The Backcountry cycling team is growing at an alarming rate. The idea was hatched at the shop this winter and became reality this spring. Compared to the larger Anchorage teams we have just a handful of riders, but they've kicked ass this year. Our laid-back approach to cycling, willingness to support other team members, and appetite for good beer make the Backcountry team a ton of fun.
Our newest addition is Kirk Louthan, a young man who definitely fits the Backcountry model. Kirk is a 3rd year civil engineering student at UAA and lives in Kenai. Kirk started riding a mountain bike around the Kenai-Soldotna loop for fun his senior year of high school. He saved his fishing money and has since picked up a road bike. This year Kirk was awarded the Supper Randonneur by completing a 200k, 300k, 400k, and 600k Randonneur in the same year. Great work Kirk - quite a stretch from pushing a 40lb mountain bike around dirt roads!
It's great to have this guy as part of the Backcountry team. Look for Kirk during the distance events next year and call him if you need a road or bridge built.
Without a doubt, my 2nd favorite time of year for cycling for a few reasons:
The State Fair has concluded. Here in Palmer we're finally free of the "holy-shit" pace of life for these lovely couple weeks. Thousands of drivers focused more on flat beer, funnel cakes and bricks of deep fried starch than my flashing bicycle light. I'd love to have a dart gun for (a) the 197 year-old drivers who manage to drift over and give more space AFTER they've passed. Jesus, just hang it up already. And (b) the under-25 male your-tax-dollars-will-someday-pay-for-my-seven-kids crowd. You know, the ones that have a confederate flag somewhere on there lifted truck and insist on dropping the hammer when passing.
It's getting colder. School is back in session and people seem to have settled into the slower fall/winter rhythm of life. Summers in Alaska are bananas. Vitamin-D deprived Alaskans try and squeeze 6 months of living into 3 each summer, which makes for a noticeable let-down in the fall. I love it. My morning rides now include thermal arm and leg warmers, toe covers, hats and thicker gloves. Cycling shorts are not made with wind guard material in the front crotch panel? Am I the only one who dreams of a neoprene ball-koozie during the first 15 minutes of each ride? It's too early for the fleece tights but too cold for the regular clothing. I guess I'm just trying to squeeze more out of less this summer. . .it's Alaskan.

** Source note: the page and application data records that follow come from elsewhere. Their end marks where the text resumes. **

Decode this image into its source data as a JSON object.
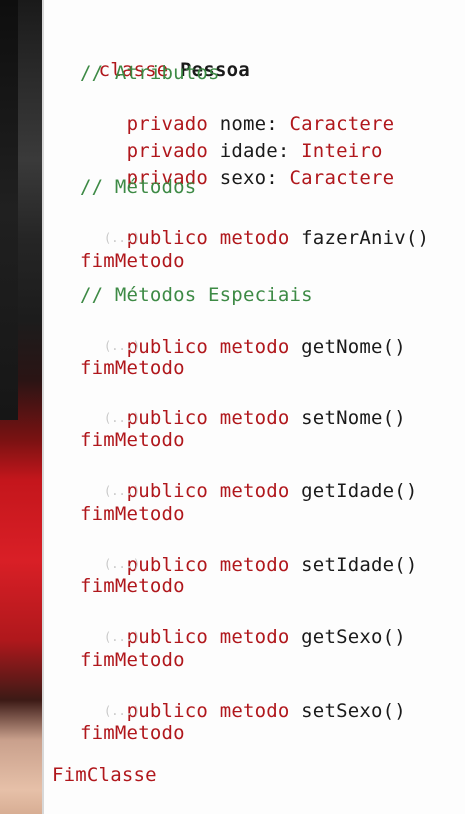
{
  "table": {
    "row1_symbol": "-",
    "row2_symbol": "+"
  },
  "code": {
    "class_keyword": "classe",
    "class_name": "Pessoa",
    "comment_attributes": "// Atributos",
    "attributes": [
      {
        "visibility": "privado",
        "name": "nome:",
        "type": "Caractere"
      },
      {
        "visibility": "privado",
        "name": "idade:",
        "type": "Inteiro"
      },
      {
        "visibility": "privado",
        "name": "sexo:",
        "type": "Caractere"
      }
    ],
    "comment_methods": "// Métodos",
    "comment_special_methods": "// Métodos Especiais",
    "method_visibility": "publico",
    "method_keyword": "metodo",
    "method_names": [
      "fazerAniv()",
      "getNome()",
      "setNome()",
      "getIdade()",
      "setIdade()",
      "getSexo()",
      "setSexo()"
    ],
    "ellipsis": "(...)",
    "end_method": "fimMetodo",
    "end_class": "FimClasse"
  },
  "colors": {
    "keyword": "#b0171c",
    "identifier": "#1a1a1a",
    "comment": "#3d8a45",
    "ellipsis": "#c8c8c8"
  }
}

This is the first post in yet ANOTHER Alaska cycling blog. Before you roll you eyes and exhale, hear me out. Most other blogs I frequent have write-ups and great photos of past races, epic rides, or other events relating to cycling. My blog will take a different approach and focus on the personal challenges of training, racing, gear and nutrition as it relates to cycling in Alaska. Sure, they'll always be sweet photos and the dates of upcoming races but I'd like to share what's rattling around in my head at night. We'll see where this blog goes from here. . .